Record Type: Non-Journal
Publication Date: 2012-Aug
Pages: 44
Abstractor: ERIC
Reference Count: N/A
ISBN: N/A
ISSN: N/A
Making Loans Work: How Community Colleges Support Responsible Borrowing
Burdman, Pamela
Institute for College Access & Success
To ensure that students have access to the full range of financial aid they may need to succeed, colleges must be able to confidently and responsibly offer federal student loans. The Institute for College Access & Success (TICAS) and the California Community Colleges Student Financial Aid Administrators' Association (CCCSFAAA) support colleges in this goal. However, to date, there has been very little independent research or analysis of loan program practices, particularly at community colleges. To help fill that void, TICAS and CCCSFAAA have come together to highlight practices that colleges are pursuing to encourage responsible borrowing. The size and diversity of the California community college system make it a particularly interesting and useful focus for this study. California's 112 community colleges enrolled about 2.5 million students in 2010-119--more than one in five community college students nationally, and about one out of every ten undergraduate students at all colleges combined. The community college system also enrolls the vast majority of low-income and underrepresented students within California. Interviews with a dozen community college financial aid officials in California, supplemented by research at the national level, revealed a range of ways that colleges are promoting responsible borrowing. Interviews for this report were conducted in late 2011, and practices described in this report reflect college practices for the 2011-12 academic year. In summary, TICAS & CCCSFAAA encourage colleges to: (1) Ensure students know that loans are available; (2) Provide guidance to help students understand the implications of their borrowing decisions; (3) Coordinate with other student services professionals and faculty to make students' academic success the top priority; (4) Require additional counseling for students who may be at risk; (5) Deny individual loans when appropriate; (6) Automate processes to maximize staff time with students and identify students needing outreach; and (7) Help students avoid default, but keep concerns about default rates in perspective. Appended are: (1) Santa Rosa Junior College's "Worksheet for Student Borrowers," 2011-12; (2) Northern Virginia Community College's "Student Loan Policies and Procedures at NOVA," 2011-12; and (3) Federal Financial Aid and Enrollment Data by Race/Ethnicity at California Community Colleges, 2010-11. (Contains 19 footnotes.) [This paper was commissioned by the California Community Colleges Student Financial Aid Administrators Association (CCCSFAAA).]

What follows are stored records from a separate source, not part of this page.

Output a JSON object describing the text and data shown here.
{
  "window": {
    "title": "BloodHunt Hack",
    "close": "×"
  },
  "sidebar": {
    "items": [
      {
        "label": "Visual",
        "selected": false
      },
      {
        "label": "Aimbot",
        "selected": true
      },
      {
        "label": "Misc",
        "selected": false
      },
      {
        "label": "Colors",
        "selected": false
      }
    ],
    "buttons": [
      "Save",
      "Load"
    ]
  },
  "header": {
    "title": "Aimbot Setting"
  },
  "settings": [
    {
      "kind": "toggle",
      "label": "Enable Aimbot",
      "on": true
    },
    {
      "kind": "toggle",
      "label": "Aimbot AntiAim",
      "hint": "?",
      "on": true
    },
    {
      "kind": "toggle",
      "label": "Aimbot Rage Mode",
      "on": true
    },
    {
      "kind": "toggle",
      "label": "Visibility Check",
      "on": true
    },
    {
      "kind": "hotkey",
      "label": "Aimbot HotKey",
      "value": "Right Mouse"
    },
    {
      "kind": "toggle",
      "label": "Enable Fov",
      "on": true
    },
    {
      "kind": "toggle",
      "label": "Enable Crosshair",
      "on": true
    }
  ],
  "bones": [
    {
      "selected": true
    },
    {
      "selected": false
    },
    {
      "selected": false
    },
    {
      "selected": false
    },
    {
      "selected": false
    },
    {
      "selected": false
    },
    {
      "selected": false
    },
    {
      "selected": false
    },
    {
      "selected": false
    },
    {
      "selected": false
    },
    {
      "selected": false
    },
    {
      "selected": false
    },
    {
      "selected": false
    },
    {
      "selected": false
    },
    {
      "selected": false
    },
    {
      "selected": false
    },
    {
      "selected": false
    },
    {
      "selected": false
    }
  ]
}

Institute for College Access & Success. 405 14th Street 11th Floor, Oakland, CA 94612. Tel: 5110-559-9509; Fax: 510-845-4112; e-mail: admin@ticas.org; Web site: http://www.ticas.org
Publication Type: Numerical/Quantitative Data; Reports - Evaluative
Education Level: Higher Education; Postsecondary Education; Two Year Colleges
Audience: N/A
Language: English
Sponsor: N/A
Authoring Institution: Institute for College Access & Success
Identifiers - Location: California; Maryland; Virginia
Identifiers - Laws, Policies, & Programs: Stafford Student Loan Program